[Items from a data source]
--------
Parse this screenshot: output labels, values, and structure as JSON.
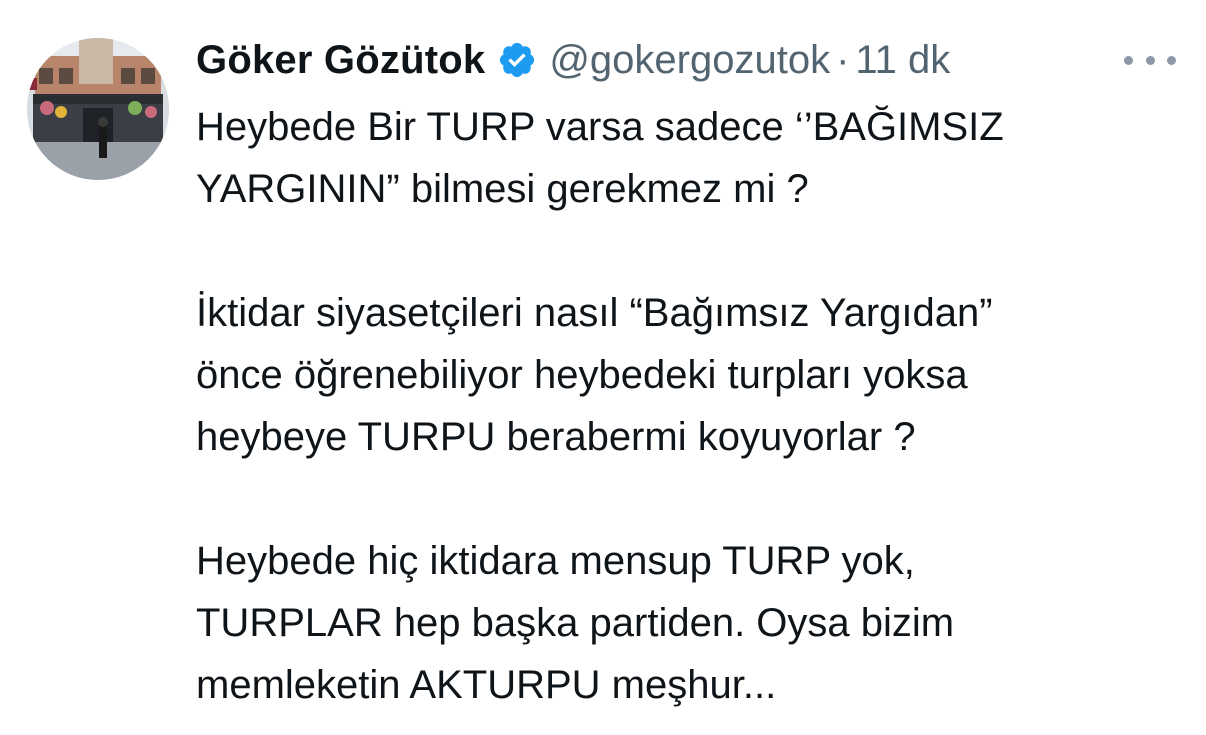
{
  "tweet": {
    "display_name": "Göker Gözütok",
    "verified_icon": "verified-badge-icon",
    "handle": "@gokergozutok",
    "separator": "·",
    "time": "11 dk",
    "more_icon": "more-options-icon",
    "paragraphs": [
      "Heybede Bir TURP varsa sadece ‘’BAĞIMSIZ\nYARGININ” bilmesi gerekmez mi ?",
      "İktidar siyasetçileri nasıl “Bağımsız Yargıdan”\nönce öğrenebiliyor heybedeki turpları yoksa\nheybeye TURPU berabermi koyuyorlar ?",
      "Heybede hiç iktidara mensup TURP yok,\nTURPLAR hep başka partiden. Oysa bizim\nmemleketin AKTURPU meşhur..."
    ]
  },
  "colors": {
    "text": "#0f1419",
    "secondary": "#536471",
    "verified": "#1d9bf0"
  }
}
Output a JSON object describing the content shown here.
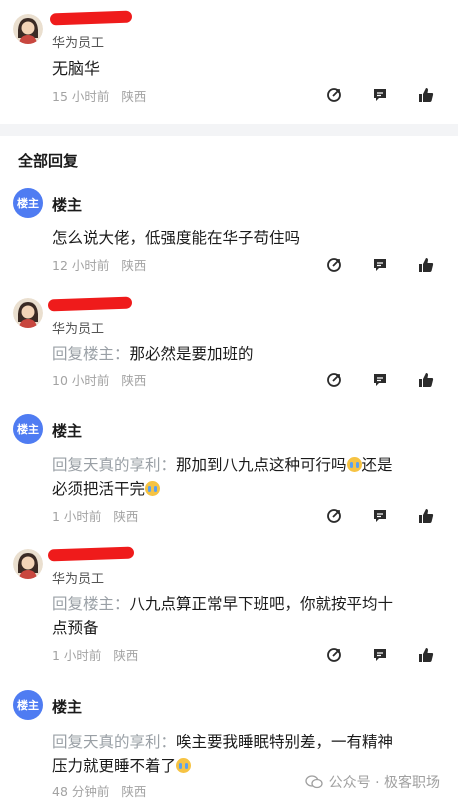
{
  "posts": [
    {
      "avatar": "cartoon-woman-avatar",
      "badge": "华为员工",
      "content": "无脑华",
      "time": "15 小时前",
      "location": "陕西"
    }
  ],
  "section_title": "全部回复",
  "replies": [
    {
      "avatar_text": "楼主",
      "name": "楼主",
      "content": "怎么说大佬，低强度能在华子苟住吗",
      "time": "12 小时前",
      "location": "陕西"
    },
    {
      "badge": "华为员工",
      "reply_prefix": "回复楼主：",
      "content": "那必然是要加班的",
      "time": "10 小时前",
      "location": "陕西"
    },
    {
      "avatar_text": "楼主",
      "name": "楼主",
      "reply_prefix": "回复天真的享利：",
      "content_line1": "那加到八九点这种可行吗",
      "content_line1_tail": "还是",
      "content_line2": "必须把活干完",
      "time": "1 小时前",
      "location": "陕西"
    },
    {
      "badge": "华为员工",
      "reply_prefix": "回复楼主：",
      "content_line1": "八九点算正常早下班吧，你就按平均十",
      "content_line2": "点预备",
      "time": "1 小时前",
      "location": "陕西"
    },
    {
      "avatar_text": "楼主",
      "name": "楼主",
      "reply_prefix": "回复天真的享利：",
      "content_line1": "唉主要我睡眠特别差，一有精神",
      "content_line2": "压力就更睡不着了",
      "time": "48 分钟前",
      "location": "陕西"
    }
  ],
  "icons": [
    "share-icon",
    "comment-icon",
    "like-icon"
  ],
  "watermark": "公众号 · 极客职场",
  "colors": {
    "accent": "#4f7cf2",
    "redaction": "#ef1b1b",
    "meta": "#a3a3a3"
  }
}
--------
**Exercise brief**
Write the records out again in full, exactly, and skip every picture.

**Output for this task**
Parse this screenshot: output labels, values, and structure as JSON.
{
  "tweet": {
    "display_name": "Göker Gözütok",
    "verified_icon": "verified-badge-icon",
    "handle": "@gokergozutok",
    "separator": "·",
    "time": "11 dk",
    "more_icon": "more-options-icon",
    "paragraphs": [
      "Heybede Bir TURP varsa sadece ‘’BAĞIMSIZ\nYARGININ” bilmesi gerekmez mi ?",
      "İktidar siyasetçileri nasıl “Bağımsız Yargıdan”\nönce öğrenebiliyor heybedeki turpları yoksa\nheybeye TURPU berabermi koyuyorlar ?",
      "Heybede hiç iktidara mensup TURP yok,\nTURPLAR hep başka partiden. Oysa bizim\nmemleketin AKTURPU meşhur..."
    ]
  },
  "colors": {
    "text": "#0f1419",
    "secondary": "#536471",
    "verified": "#1d9bf0"
  }
}
Output a JSON object describing the content shown here.
{
  "posts": [
    {
      "avatar": "cartoon-woman-avatar",
      "badge": "华为员工",
      "content": "无脑华",
      "time": "15 小时前",
      "location": "陕西"
    }
  ],
  "section_title": "全部回复",
  "replies": [
    {
      "avatar_text": "楼主",
      "name": "楼主",
      "content": "怎么说大佬，低强度能在华子苟住吗",
      "time": "12 小时前",
      "location": "陕西"
    },
    {
      "badge": "华为员工",
      "reply_prefix": "回复楼主：",
      "content": "那必然是要加班的",
      "time": "10 小时前",
      "location": "陕西"
    },
    {
      "avatar_text": "楼主",
      "name": "楼主",
      "reply_prefix": "回复天真的享利：",
      "content_line1": "那加到八九点这种可行吗",
      "content_line1_tail": "还是",
      "content_line2": "必须把活干完",
      "time": "1 小时前",
      "location": "陕西"
    },
    {
      "badge": "华为员工",
      "reply_prefix": "回复楼主：",
      "content_line1": "八九点算正常早下班吧，你就按平均十",
      "content_line2": "点预备",
      "time": "1 小时前",
      "location": "陕西"
    },
    {
      "avatar_text": "楼主",
      "name": "楼主",
      "reply_prefix": "回复天真的享利：",
      "content_line1": "唉主要我睡眠特别差，一有精神",
      "content_line2": "压力就更睡不着了",
      "time": "48 分钟前",
      "location": "陕西"
    }
  ],
  "icons": [
    "share-icon",
    "comment-icon",
    "like-icon"
  ],
  "watermark": "公众号 · 极客职场",
  "colors": {
    "accent": "#4f7cf2",
    "redaction": "#ef1b1b",
    "meta": "#a3a3a3"
  }
}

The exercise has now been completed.